In 1998 the National Science Foundation and the U.S. Department of Education asked the National Research Council to conduct a study of what research says about successful mathematics learning from the preschool years through eighth grade. The National Research Council, which is the principal operating agency of the National Academy of Sciences, established a committee of 16 people to carry out this task. The charge to the committee had three parts:
to synthesize the rich and diverse research on pre-kindergarten through eighth-grade mathematics learning;
to provide research-based recommendations for teaching, teacher education, and curriculum for improving student learning and to identify areas where research is needed;
to give advice and guidance to educators, researchers, publishers, policy makers, and parents.
The Mathematics Learning Study Committee included school practitioners, research mathematicians, educational researchers, and a retired business executive. Committee members differed not only in expertise but in viewpoint—at the beginning of the committee’s work its members had many different and contrasting ideas about how mathematics learning can and should be improved. Over the course of eighteen months and eight meetings, the committee reviewed and synthesized the relevant research, gathered materials from commissioned papers and presentations, and discussed mathematics learning in light of the many and varied experiences of its members.
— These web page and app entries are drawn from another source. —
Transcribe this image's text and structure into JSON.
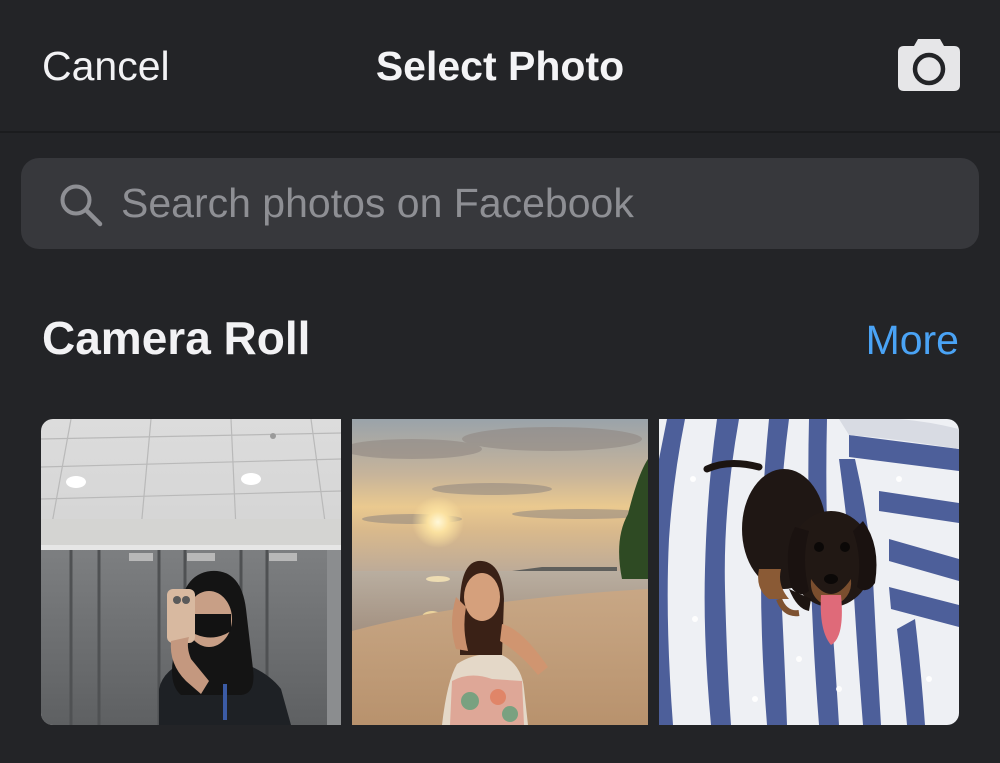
{
  "header": {
    "cancel_label": "Cancel",
    "title": "Select Photo",
    "camera_icon": "camera-icon"
  },
  "search": {
    "placeholder": "Search photos on Facebook",
    "value": "",
    "icon": "search-icon"
  },
  "camera_roll": {
    "title": "Camera Roll",
    "more_label": "More",
    "photos": [
      {
        "subject": "mirror selfie in restroom"
      },
      {
        "subject": "woman at beach during sunset"
      },
      {
        "subject": "dachshund on striped blanket"
      }
    ]
  },
  "colors": {
    "background": "#232427",
    "search_background": "#37383c",
    "link_blue": "#4aa3f5",
    "text": "#f2f2f4",
    "placeholder": "#8e8f94"
  }
}
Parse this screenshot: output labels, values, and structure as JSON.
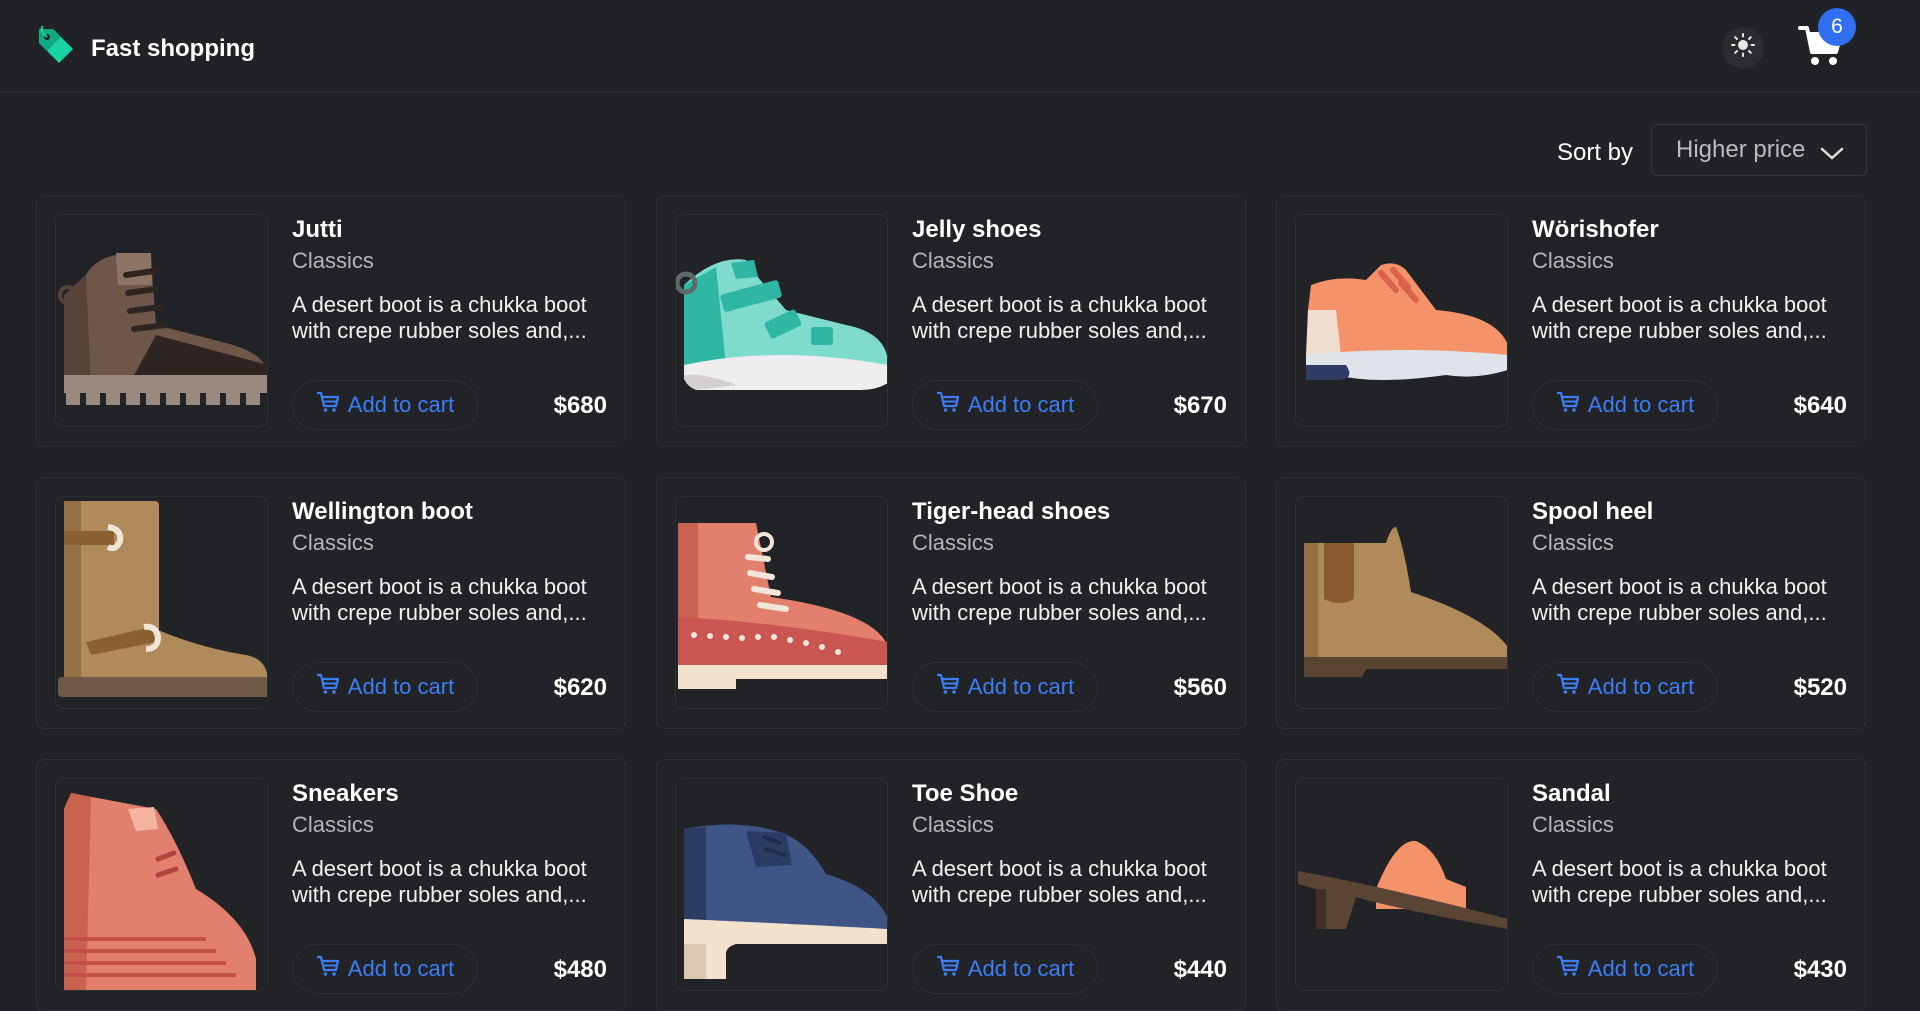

In the process, the committee members gradually arrived at a consensus about the changes needed in mathematics teaching, teacher education, and the mathematics curriculum.
The committee’s final book benefited from the efforts of many different people concerned with improving mathematics education. The book Adding It Up: Helping Children Learn Mathematics can be purchased from the National Academy Press at 800–624–6242; it is also available on the World Wide Web at http://www.nap.edu/catalog/9822.html.
To disseminate the major conclusions of Adding It Up to a broader audience, a subcommittee of the Mathematics Learning Study Committee has overseen the production of this short book.